How to Reduce Bandwidth Usage and Optimize Website Performance with W3 Total Cache and Amazon CloudFront
My website is hosted by Rochen, a company whose services I am very happy with. For reasons I understand they do not offer unlimited data transfer. My account, for example, comes with 50 GB per month. That is a lot and enough for most sites, including mine at this point in time. But I am selling software, and if a big news site writes about SetACL Studio the least of all things I want to happen is that Rochen suspends my account because the transfer limit has been reached.
Scale Up or Scale Out
There are two possible solutions; three actually, but I do not want to change the hosting company. Of the two remaining solutions, scaling up is unattractive because moving to a bigger plan with a significantly higher transfer limit is very expensive. We are talking more than 10x here.
But there is an alternative, and it is very attractive: scaling out by moving data to a content delivery network (CDN). I chose Amazon’s CloudFront without comparing offerings too much because it is simple to use and inexpensive. Its price calculator predicted a monthly bill of $ 10.70 for 50 GB of transfer volume:
Hot to Get Your Files Into the Cloud
When thinking about using a content delivery network one question comes up early: how to get my files into the network and how to do that in such a way that changes are reflected automatically? After all, when I update my WordPress theme I do not want to be bothered with uploading new or changed files to the cloud. And when I add or change an image in a blog post the new image needs to find its way into the cloud without manual interaction.
Luckily, that problem has been solved. The method commonly used is called “origin pull” and works like this: whenever an object is requested the CDN has not cached yet, it downloads it from the source (my web site). The next time that object is requested, the CDN can serve it from its cache.
Given the right tools, implementing origin pull with Amazon CloudFront and WordPress is simple.
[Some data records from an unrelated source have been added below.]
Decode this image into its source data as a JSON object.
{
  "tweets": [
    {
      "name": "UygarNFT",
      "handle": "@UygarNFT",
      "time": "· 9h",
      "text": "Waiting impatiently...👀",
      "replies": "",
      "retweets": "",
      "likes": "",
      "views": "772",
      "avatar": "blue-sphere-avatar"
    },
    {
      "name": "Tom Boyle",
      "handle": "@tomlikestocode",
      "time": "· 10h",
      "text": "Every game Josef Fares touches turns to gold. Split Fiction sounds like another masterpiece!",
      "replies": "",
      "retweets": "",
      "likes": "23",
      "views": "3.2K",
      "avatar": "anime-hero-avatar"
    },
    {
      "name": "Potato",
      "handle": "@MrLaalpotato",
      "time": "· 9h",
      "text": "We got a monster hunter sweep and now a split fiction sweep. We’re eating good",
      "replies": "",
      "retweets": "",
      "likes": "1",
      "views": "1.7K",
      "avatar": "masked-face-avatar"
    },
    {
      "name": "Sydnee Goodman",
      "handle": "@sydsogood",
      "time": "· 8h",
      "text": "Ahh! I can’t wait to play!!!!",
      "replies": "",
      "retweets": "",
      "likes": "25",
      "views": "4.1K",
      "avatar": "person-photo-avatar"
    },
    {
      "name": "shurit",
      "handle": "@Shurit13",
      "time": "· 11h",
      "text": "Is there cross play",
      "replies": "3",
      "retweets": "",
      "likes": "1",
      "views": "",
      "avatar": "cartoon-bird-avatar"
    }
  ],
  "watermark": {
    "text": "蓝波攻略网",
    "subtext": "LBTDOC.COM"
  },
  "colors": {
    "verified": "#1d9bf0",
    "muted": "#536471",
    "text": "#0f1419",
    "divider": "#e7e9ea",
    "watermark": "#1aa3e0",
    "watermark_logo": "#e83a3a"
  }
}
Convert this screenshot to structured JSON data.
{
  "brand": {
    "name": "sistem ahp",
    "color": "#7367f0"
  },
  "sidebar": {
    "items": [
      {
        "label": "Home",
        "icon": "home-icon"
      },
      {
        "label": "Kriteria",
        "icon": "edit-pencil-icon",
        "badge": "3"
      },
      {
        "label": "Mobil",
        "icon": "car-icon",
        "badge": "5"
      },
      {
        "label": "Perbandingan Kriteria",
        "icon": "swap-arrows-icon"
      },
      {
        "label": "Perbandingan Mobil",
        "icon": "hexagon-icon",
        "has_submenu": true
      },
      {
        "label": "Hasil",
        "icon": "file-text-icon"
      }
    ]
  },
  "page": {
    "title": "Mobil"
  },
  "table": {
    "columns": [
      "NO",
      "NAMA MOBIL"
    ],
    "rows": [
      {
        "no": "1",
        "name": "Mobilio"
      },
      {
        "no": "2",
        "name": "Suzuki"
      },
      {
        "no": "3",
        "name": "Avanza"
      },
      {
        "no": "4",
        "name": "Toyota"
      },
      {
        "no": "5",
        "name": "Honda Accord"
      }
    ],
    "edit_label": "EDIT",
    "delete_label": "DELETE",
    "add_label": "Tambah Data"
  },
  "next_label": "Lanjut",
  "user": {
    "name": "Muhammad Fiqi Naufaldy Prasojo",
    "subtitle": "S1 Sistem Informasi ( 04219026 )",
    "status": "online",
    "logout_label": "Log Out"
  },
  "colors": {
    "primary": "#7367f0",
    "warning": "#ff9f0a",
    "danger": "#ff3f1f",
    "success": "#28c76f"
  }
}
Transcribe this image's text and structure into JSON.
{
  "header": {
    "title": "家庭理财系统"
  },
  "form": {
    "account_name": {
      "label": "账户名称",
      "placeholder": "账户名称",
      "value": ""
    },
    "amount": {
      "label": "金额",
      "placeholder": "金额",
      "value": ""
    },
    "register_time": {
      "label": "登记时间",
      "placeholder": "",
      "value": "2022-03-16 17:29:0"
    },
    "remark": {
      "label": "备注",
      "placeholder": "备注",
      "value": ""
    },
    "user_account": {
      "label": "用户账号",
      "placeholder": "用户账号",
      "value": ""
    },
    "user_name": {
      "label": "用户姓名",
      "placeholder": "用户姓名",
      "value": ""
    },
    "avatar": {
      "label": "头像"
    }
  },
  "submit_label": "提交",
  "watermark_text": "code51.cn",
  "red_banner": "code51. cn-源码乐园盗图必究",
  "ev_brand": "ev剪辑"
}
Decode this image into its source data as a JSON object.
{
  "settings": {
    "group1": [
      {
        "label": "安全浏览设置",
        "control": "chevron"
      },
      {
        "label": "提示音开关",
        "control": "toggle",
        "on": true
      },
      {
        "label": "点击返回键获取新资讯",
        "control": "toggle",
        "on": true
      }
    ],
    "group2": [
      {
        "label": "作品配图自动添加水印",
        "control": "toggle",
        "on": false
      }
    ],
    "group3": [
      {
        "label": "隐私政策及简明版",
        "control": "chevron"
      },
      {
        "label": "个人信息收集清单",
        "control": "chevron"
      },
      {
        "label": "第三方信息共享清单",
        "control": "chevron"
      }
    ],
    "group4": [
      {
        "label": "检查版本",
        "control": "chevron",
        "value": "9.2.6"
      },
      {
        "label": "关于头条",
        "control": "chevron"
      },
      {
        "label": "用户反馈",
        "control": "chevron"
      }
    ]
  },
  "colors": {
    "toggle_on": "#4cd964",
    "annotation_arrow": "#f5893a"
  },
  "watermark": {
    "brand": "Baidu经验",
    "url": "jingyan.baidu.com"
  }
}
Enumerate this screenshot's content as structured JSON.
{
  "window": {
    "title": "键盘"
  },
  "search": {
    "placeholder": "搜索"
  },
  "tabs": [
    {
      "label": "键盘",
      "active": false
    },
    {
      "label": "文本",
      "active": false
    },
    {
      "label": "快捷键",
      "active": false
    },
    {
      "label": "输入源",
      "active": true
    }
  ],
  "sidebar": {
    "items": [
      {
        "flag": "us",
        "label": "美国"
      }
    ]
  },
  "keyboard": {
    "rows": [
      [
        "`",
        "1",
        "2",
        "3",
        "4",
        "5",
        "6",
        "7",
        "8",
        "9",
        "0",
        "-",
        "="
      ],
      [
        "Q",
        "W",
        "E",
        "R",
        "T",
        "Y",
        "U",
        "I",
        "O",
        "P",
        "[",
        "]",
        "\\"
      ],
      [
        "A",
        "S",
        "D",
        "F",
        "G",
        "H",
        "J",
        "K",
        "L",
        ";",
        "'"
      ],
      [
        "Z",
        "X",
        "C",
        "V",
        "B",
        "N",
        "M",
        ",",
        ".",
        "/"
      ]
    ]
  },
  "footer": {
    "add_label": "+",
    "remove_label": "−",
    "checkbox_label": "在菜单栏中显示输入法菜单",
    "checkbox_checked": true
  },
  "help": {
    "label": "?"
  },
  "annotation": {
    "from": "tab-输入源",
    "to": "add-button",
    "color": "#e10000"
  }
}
Here is what I did:
Setting up a CDN is simple with W3 Total Cache: on the “General” page enable “CDN” and select “Amazon CloudFront” from the Combobox. Make sure to select the item below “Origin Pull”; with “Origin Push” you would have to upload your content to Amazon S3 manually.
Then I moved to the “CDN” page of the plugin and entered my Amazon access key ID and secret key. With that information, W3 Total Cache can create the “distribution” in CloudFront. In Amazon’s AWS management console that looks like this:
Next I created 10 CNAMEs in DNS all pointing to the new CloudFront distribution:
Creating many CNAMEs potentially improves page load times because more objects can be loaded in parallel. I added the newly created CNAMEs to the CDN configuration and to the properties of the CloudFront distribution.
With all items in place I could test the setup by clicking “Test CloudFront Distribution”. The result was encouraging:
After previewing the new configuration I deployed it in W3 Total Cache. Practically all static content on helgeklein.com is now served from a server near you – this keeps my hosting costs down and improves the site’s performance for visitors from around the world. Sounds like a win-win!
With the described optimizations in place Webpagetest’s score of a typical page on my site is near perfect:
Here are some numbers from my first monthly bill:
Data transfer out: about 10 GB
HTTP requests: 320,000
Total charges: $1.94
I am very happy with that.
First of all thanks for this great guide! It helped to improve my site by at least 10 points. However I don’t understand what the advantage of creating 10 CDNs probably you could explain that alittle. I don’t know if W3TC can make use out of 10. I have 5 now and don’t know if they’re used properly.
The advantage of multiple CNAMEs for your CDN is that the browser loads more files concurrently. Browsers have a limit of how many files they load in parallel per host. More hosts means more parallel downloads.